Wow man, looking back, that was classic wit. The way I worked that old proverb about apples keeping the doctor away into a real life situation. It takes a great mind to do that. But did the Asian girl laugh at my hilariously great mind. Nope. I'll say it once and I'll say it again... she didn't even crack a smile.
Another time I was buying a packet of Knorr Soup, and the check-out girl kindly pointed out that there was a "two for the price of one" offer on Knorr Soup and I could go fetch anouther packet if wished.
After a couple of seconds of quick-thinking, I gave the reply, "Yes that's "SOUPer", emphasizing the first syllable to make sure she didn't miss the pun on the word "super". But even with that emphasis, all she said was, "yes it is good, isn't it". She thought I was being serious whereas in reality I was merely making yet another delightful pun. What is the world coming too, that's all I want to know.

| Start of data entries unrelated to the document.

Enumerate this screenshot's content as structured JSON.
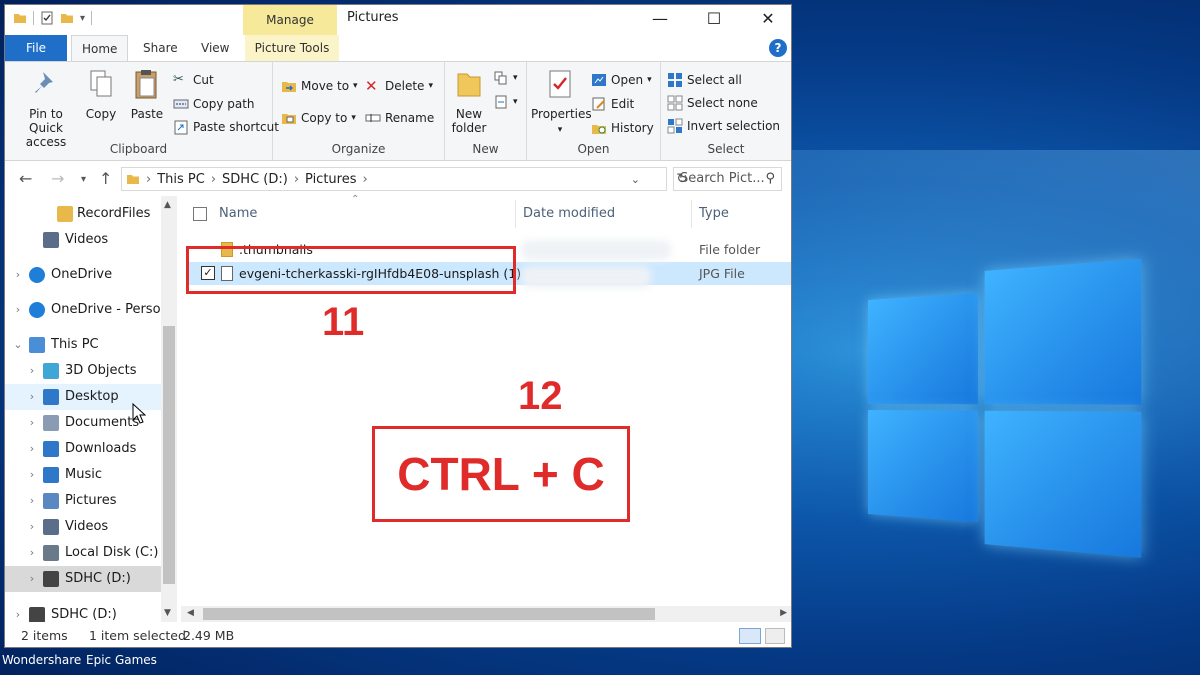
{
  "window": {
    "title": "Pictures",
    "manage_tab": "Manage",
    "minimize": "—",
    "maximize": "☐",
    "close": "✕"
  },
  "ribbon_tabs": {
    "file": "File",
    "home": "Home",
    "share": "Share",
    "view": "View",
    "picture_tools": "Picture Tools",
    "help": "?"
  },
  "ribbon": {
    "clipboard": {
      "label": "Clipboard",
      "pin": "Pin to Quick\naccess",
      "copy": "Copy",
      "paste": "Paste",
      "cut": "Cut",
      "copy_path": "Copy path",
      "paste_shortcut": "Paste shortcut"
    },
    "organize": {
      "label": "Organize",
      "move_to": "Move to",
      "copy_to": "Copy to",
      "delete": "Delete",
      "rename": "Rename"
    },
    "new": {
      "label": "New",
      "new_folder": "New\nfolder"
    },
    "open": {
      "label": "Open",
      "properties": "Properties",
      "open": "Open",
      "edit": "Edit",
      "history": "History"
    },
    "select": {
      "label": "Select",
      "select_all": "Select all",
      "select_none": "Select none",
      "invert_selection": "Invert selection"
    }
  },
  "address": {
    "crumbs": [
      "This PC",
      "SDHC (D:)",
      "Pictures"
    ],
    "search_placeholder": "Search Pict..."
  },
  "nav": [
    {
      "label": "RecordFiles",
      "icon": "folder-icon",
      "indent": 1,
      "arrow": ""
    },
    {
      "label": "Videos",
      "icon": "videos-icon",
      "indent": 1,
      "arrow": ""
    },
    {
      "label": "OneDrive",
      "icon": "cloud-icon",
      "indent": 0,
      "arrow": ">"
    },
    {
      "label": "OneDrive - Person",
      "icon": "cloud-icon",
      "indent": 0,
      "arrow": ">"
    },
    {
      "label": "This PC",
      "icon": "pc-icon",
      "indent": 0,
      "arrow": "v"
    },
    {
      "label": "3D Objects",
      "icon": "3d-objects-icon",
      "indent": 1,
      "arrow": ">"
    },
    {
      "label": "Desktop",
      "icon": "desktop-icon",
      "indent": 1,
      "arrow": ">"
    },
    {
      "label": "Documents",
      "icon": "documents-icon",
      "indent": 1,
      "arrow": ">"
    },
    {
      "label": "Downloads",
      "icon": "downloads-icon",
      "indent": 1,
      "arrow": ">"
    },
    {
      "label": "Music",
      "icon": "music-icon",
      "indent": 1,
      "arrow": ">"
    },
    {
      "label": "Pictures",
      "icon": "pictures-icon",
      "indent": 1,
      "arrow": ">"
    },
    {
      "label": "Videos",
      "icon": "videos-icon",
      "indent": 1,
      "arrow": ">"
    },
    {
      "label": "Local Disk (C:)",
      "icon": "drive-icon",
      "indent": 1,
      "arrow": ">"
    },
    {
      "label": "SDHC (D:)",
      "icon": "sd-card-icon",
      "indent": 1,
      "arrow": ">"
    },
    {
      "label": "SDHC (D:)",
      "icon": "sd-card-icon",
      "indent": 0,
      "arrow": ">"
    }
  ],
  "columns": {
    "name": "Name",
    "date_modified": "Date modified",
    "type": "Type"
  },
  "files": [
    {
      "name": ".thumbnails",
      "type": "File folder",
      "icon": "folder-icon",
      "selected": false
    },
    {
      "name": "evgeni-tcherkasski-rgIHfdb4E08-unsplash (1)",
      "type": "JPG File",
      "icon": "image-file-icon",
      "selected": true
    }
  ],
  "status": {
    "items": "2 items",
    "selected": "1 item selected",
    "size": "2.49 MB"
  },
  "taskbar": {
    "app1": "Wondershare",
    "app2": "Epic Games"
  },
  "annotations": {
    "step11": "11",
    "step12": "12",
    "shortcut": "CTRL + C"
  },
  "colors": {
    "accent": "#1f6fc8",
    "annotation": "#e02b2b",
    "manage": "#f6e99a"
  }
}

I could list hundreds of instances in which my sparkling wit, luminous wordplay, and general hilarity went completely over the heads of supermarket check-out girls - pearls of drollness lost amid the vacuous drone of muzak punctuated by the occasional "Sarah to Customer Service please, Sarah to customer services".

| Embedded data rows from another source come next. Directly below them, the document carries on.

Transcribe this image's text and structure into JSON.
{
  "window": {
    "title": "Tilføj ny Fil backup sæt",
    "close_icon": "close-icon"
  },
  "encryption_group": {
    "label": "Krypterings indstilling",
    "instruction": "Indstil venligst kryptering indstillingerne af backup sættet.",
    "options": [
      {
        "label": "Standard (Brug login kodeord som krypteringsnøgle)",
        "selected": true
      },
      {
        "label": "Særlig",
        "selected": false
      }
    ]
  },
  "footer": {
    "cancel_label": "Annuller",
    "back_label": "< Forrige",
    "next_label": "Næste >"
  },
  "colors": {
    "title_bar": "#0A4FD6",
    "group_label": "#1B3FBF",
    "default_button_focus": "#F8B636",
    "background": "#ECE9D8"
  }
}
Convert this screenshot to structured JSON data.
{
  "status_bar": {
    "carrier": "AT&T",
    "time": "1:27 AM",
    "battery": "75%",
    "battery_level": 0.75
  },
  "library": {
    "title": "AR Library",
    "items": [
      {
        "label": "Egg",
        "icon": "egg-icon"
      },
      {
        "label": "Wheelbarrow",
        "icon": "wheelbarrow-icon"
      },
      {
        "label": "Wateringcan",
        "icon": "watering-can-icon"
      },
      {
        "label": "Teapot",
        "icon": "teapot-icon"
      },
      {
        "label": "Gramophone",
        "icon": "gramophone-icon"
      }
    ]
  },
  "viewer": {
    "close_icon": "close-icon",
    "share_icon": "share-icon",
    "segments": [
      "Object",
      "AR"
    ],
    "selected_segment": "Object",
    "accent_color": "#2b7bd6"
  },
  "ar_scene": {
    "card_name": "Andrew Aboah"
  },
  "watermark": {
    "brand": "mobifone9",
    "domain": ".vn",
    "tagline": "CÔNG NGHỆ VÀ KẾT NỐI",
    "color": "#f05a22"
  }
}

Worst of all, these witticisms are unlikely to ever again be quoted unless I choose to do so myself. I know however that I have already forgotten some of my own great, great lines. I remember I came up with a mince-related pun that was so funny even I thought it was funnier than what I would come up with generally. I've forgotten it now. What was it? Some comment about how gay people like to eat mince but that I wasn't gay... oh I can't remember. It was incredibly hilarious though, rest assured.
In an ideal and just world, supermarket check-out girls themselves would remember all of my great lines and relay them to their own friends when they got home. That way more and more people would know just how sparkling my wit can be not just my friends and family.
I mean it's not as if I'm not a funny person. Like I said my wit is unrivalled by anyone who's ever lived anywhere in the world including Oscar Wilde.
"You see, that's the key to my wit - I pick up on things that people are aware of but never think to say".
Like one time, I even made a Buckingham Palace guard laugh for goodness sake and it wasn't by tickling his neck with a feather either as most people expect when you say I made a Buckingham Palace guard laugh. Nope - I made a joke about how his hat was so funny looking... coz do you know what -they are - that's the truth- their hats are funny looking - they're big black furry things - hilarious.
You see, that's the key to my wit - I pick up on things that people are aware of but never think to say. Everyone knows that Buckingham Palace hats are funny looking but only a great mind like my own would possess wit sparkling enough to say it. Certainly supermarket check-out girls wouldn't think to have said it. I'd bet, between the lot of them, they've never even come up with a single witty comment... ever.